WHAT YOU ARE ASKED TO DO ▸ Reproduce the records below; each should match the original exactly.

[MATERIAL PROVIDED Boundary: Start]

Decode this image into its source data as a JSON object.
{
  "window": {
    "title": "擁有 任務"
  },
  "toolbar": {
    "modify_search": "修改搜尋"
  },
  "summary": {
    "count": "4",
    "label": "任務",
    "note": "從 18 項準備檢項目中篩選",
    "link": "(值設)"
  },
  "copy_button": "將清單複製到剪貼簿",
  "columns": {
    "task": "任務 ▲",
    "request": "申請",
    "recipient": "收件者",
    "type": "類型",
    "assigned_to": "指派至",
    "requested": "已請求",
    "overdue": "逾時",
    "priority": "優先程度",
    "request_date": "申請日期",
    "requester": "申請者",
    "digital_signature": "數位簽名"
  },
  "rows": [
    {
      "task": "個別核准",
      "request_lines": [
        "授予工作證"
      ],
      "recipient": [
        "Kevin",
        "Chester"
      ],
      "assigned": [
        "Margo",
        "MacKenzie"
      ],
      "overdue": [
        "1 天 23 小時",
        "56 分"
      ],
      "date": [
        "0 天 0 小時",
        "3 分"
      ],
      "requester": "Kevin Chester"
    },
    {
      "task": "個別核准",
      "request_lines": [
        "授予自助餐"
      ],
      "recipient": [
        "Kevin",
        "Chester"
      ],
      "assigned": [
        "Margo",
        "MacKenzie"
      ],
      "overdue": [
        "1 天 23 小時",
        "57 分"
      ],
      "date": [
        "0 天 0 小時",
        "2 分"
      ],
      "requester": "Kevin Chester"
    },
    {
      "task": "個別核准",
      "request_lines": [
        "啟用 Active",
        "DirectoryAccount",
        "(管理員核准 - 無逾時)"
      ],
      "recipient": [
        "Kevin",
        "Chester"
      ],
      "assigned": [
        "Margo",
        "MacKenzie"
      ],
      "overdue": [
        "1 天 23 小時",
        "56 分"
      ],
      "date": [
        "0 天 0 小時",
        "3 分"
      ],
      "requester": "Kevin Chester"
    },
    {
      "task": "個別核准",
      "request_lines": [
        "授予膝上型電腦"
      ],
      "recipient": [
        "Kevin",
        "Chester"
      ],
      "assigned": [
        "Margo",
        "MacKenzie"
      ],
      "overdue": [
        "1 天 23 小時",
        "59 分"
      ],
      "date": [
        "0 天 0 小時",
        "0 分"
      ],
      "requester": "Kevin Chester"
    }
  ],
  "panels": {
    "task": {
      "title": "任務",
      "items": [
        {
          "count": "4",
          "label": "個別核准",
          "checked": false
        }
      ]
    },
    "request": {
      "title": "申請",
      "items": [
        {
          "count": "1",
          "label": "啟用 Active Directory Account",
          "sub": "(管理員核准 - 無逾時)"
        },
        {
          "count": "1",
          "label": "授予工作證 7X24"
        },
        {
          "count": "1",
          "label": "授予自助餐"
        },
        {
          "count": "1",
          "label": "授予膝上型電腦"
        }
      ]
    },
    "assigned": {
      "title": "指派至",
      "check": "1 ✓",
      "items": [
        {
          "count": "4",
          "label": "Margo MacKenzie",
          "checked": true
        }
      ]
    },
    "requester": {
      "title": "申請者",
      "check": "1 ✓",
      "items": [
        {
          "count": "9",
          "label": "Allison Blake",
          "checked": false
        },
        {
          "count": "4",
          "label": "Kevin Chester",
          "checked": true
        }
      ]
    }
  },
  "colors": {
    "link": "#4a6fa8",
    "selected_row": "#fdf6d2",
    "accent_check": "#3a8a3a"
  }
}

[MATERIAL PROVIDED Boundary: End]

PROBLEM SOLUTION ▸
Decode this image into its source data as a JSON object.
{
  "window": {
    "title": "擁有 任務"
  },
  "toolbar": {
    "modify_search": "修改搜尋"
  },
  "summary": {
    "count": "4",
    "label": "任務",
    "note": "從 18 項準備檢項目中篩選",
    "link": "(值設)"
  },
  "copy_button": "將清單複製到剪貼簿",
  "columns": {
    "task": "任務 ▲",
    "request": "申請",
    "recipient": "收件者",
    "type": "類型",
    "assigned_to": "指派至",
    "requested": "已請求",
    "overdue": "逾時",
    "priority": "優先程度",
    "request_date": "申請日期",
    "requester": "申請者",
    "digital_signature": "數位簽名"
  },
  "rows": [
    {
      "task": "個別核准",
      "request_lines": [
        "授予工作證"
      ],
      "recipient": [
        "Kevin",
        "Chester"
      ],
      "assigned": [
        "Margo",
        "MacKenzie"
      ],
      "overdue": [
        "1 天 23 小時",
        "56 分"
      ],
      "date": [
        "0 天 0 小時",
        "3 分"
      ],
      "requester": "Kevin Chester"
    },
    {
      "task": "個別核准",
      "request_lines": [
        "授予自助餐"
      ],
      "recipient": [
        "Kevin",
        "Chester"
      ],
      "assigned": [
        "Margo",
        "MacKenzie"
      ],
      "overdue": [
        "1 天 23 小時",
        "57 分"
      ],
      "date": [
        "0 天 0 小時",
        "2 分"
      ],
      "requester": "Kevin Chester"
    },
    {
      "task": "個別核准",
      "request_lines": [
        "啟用 Active",
        "DirectoryAccount",
        "(管理員核准 - 無逾時)"
      ],
      "recipient": [
        "Kevin",
        "Chester"
      ],
      "assigned": [
        "Margo",
        "MacKenzie"
      ],
      "overdue": [
        "1 天 23 小時",
        "56 分"
      ],
      "date": [
        "0 天 0 小時",
        "3 分"
      ],
      "requester": "Kevin Chester"
    },
    {
      "task": "個別核准",
      "request_lines": [
        "授予膝上型電腦"
      ],
      "recipient": [
        "Kevin",
        "Chester"
      ],
      "assigned": [
        "Margo",
        "MacKenzie"
      ],
      "overdue": [
        "1 天 23 小時",
        "59 分"
      ],
      "date": [
        "0 天 0 小時",
        "0 分"
      ],
      "requester": "Kevin Chester"
    }
  ],
  "panels": {
    "task": {
      "title": "任務",
      "items": [
        {
          "count": "4",
          "label": "個別核准",
          "checked": false
        }
      ]
    },
    "request": {
      "title": "申請",
      "items": [
        {
          "count": "1",
          "label": "啟用 Active Directory Account",
          "sub": "(管理員核准 - 無逾時)"
        },
        {
          "count": "1",
          "label": "授予工作證 7X24"
        },
        {
          "count": "1",
          "label": "授予自助餐"
        },
        {
          "count": "1",
          "label": "授予膝上型電腦"
        }
      ]
    },
    "assigned": {
      "title": "指派至",
      "check": "1 ✓",
      "items": [
        {
          "count": "4",
          "label": "Margo MacKenzie",
          "checked": true
        }
      ]
    },
    "requester": {
      "title": "申請者",
      "check": "1 ✓",
      "items": [
        {
          "count": "9",
          "label": "Allison Blake",
          "checked": false
        },
        {
          "count": "4",
          "label": "Kevin Chester",
          "checked": true
        }
      ]
    }
  },
  "colors": {
    "link": "#4a6fa8",
    "selected_row": "#fdf6d2",
    "accent_check": "#3a8a3a"
  }
}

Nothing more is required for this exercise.